Patients who go straight home from the hospital following hip or knee replacement surgery recover as well as, or better than, those who first go to a rehabilitation center, new research indicates.
As the nation’s collective waistline continues to expand, so does the average body mass index of patients undergoing total knee arthroplasty. But, as the authors of a new study suggest, the multiple comorbidities associated with obesity can negatively affect the results of — or even preclude — knee-replacement surgery.
Surgeons, after performing hip replacement surgery, typically give their patients a list of precautions—movements to avoid—during their recovery. Typical of these precautions is the advice to avoid bending the hip past 90 degrees, not turning the knee or foot inward or crossing the leg past the middle of the body.
For patients undergoing total hip or knee replacement, smoking is associated with an increased risk of infectious (septic) complications requiring repeat surgery, reports a study in the February 15 issue of The Journal of Bone & Joint Surgery. The journal is published by Wolters Kluwer.
When patients visit Dr. Judy Baumhauer in hopes of getting rid of bunions—a painful, bony bump that develops at the base of the big toe—they often have just one question: Will surgery help?

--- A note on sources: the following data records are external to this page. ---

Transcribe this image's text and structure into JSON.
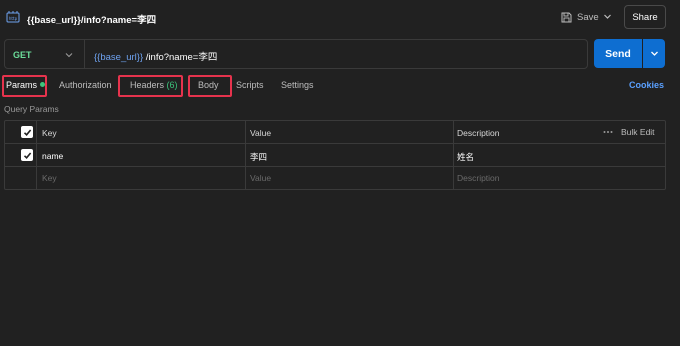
{
  "request": {
    "name": "{{base_url}}/info?name=李四",
    "method": "GET",
    "url_variable": "{{base_url}}",
    "url_path": "/info?name=李四"
  },
  "header": {
    "save_label": "Save",
    "share_label": "Share"
  },
  "send_label": "Send",
  "tabs": [
    {
      "label": "Params",
      "active": true,
      "indicator": "green-dot"
    },
    {
      "label": "Authorization"
    },
    {
      "label": "Headers",
      "count": "(6)"
    },
    {
      "label": "Body"
    },
    {
      "label": "Scripts"
    },
    {
      "label": "Settings"
    }
  ],
  "cookies_label": "Cookies",
  "query_params": {
    "label": "Query Params",
    "columns": [
      "Key",
      "Value",
      "Description"
    ],
    "bulk_edit_label": "Bulk Edit",
    "rows": [
      {
        "checked": true,
        "key": "name",
        "value": "李四",
        "description": "姓名"
      }
    ],
    "placeholder": {
      "key": "Key",
      "value": "Value",
      "description": "Description"
    }
  },
  "colors": {
    "background": "#212121",
    "method_get": "#6bdd9a",
    "accent_blue": "#0e6ed1",
    "link_blue": "#5aa0ff",
    "url_variable": "#6ea2f0",
    "active_green": "#3cc47c",
    "highlight_red": "#e6334d"
  },
  "icons": [
    "http-request-icon",
    "save-icon",
    "chevron-down-icon",
    "dots-icon",
    "checkmark-icon"
  ]
}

A study in Arthroplasty Today examined whether early discharges after total joint replacement surgery were increasing hospital readmissions. Here’s what you should know.